Last night, a long list of legendary musicians got together at Madison Square Garden to raise funds for Hurricane Sandy relief. The median age of the artists—a group that included such icons as Paul McCartney, Bruce Springsteen, Billy Joel, The Who and The Rolling Stones—was approximately 75. So, it was a welcome departure from the evening's geriatrics when State Farm reminded us about another important demographic affected by the superstorm: children.
In a spot from DDB Chicago and director Joe Pytka titled "State of Hope," State Farm interviews a classroom full of kids whose lives have been shaken by Sandy's devastation. But it's not the weeks without power and heat, the flooding or the damage to their homes that they're concerned with. It's the seaside amusement parks.

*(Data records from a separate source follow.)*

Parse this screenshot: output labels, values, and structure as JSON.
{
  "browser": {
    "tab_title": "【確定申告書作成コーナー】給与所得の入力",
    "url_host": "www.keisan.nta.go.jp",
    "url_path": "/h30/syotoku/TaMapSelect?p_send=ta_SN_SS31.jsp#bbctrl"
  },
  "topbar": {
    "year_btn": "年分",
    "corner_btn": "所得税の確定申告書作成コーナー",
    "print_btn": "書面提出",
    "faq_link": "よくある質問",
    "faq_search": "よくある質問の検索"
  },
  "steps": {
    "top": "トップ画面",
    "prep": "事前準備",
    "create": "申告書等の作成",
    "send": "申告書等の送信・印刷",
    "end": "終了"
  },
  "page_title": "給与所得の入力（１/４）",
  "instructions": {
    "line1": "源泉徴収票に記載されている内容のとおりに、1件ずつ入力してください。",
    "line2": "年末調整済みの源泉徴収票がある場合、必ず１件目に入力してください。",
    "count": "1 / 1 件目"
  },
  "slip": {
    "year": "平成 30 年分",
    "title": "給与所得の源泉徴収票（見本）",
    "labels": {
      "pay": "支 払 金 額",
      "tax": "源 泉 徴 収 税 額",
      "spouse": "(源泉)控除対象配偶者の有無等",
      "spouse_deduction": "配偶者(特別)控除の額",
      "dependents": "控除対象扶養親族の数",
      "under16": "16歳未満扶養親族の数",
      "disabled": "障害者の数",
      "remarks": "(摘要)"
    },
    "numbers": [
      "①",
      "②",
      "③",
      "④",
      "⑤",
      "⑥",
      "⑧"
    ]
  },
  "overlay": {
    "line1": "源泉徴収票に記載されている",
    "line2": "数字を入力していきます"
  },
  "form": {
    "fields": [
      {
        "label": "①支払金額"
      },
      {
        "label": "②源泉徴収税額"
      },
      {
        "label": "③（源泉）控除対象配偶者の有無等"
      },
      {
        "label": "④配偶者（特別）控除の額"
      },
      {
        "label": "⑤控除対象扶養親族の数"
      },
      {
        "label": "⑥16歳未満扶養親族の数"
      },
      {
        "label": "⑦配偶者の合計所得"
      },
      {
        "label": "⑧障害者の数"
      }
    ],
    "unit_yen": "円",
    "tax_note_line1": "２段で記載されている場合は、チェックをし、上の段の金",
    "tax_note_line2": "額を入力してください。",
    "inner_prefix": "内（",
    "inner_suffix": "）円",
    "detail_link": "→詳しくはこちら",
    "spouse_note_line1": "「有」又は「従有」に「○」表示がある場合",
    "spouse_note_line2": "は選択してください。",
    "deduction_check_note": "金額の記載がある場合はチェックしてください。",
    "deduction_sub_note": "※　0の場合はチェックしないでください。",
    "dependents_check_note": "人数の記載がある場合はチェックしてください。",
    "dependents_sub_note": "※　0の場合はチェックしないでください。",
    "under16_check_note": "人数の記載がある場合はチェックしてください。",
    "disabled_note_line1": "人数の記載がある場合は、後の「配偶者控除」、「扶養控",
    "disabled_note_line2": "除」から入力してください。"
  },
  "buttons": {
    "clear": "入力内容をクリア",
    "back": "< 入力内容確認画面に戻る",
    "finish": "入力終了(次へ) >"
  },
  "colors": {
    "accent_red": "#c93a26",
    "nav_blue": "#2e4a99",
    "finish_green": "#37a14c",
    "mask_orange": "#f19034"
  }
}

"I liked eating the cotton candy and licking my fingers," recalls one of the children, who could be out of the classroom scene in Annie Hall. "The roller coaster was as big as the Empire State Building," adds a student with questionable depth perception. "My brother threw up," reports another. But thanks to Sandy, those days are over, the beaches eroded, the boardwalks broken, the roller coaster in Seaside Heights swept into the ocean.
But these resilient kids are already looking ahead, imagining a future with a new, bigger, better roller coaster. One with lots of loops. And maybe even a stronger foundation that can survive the apocalyptic weather we're stuck with for the remainder of our time on Earth. Because, in the wise words of State Farm, "Hope can never be washed away."
Client: State Farm
Agency: DDB Chicago
Director: Joe Pytka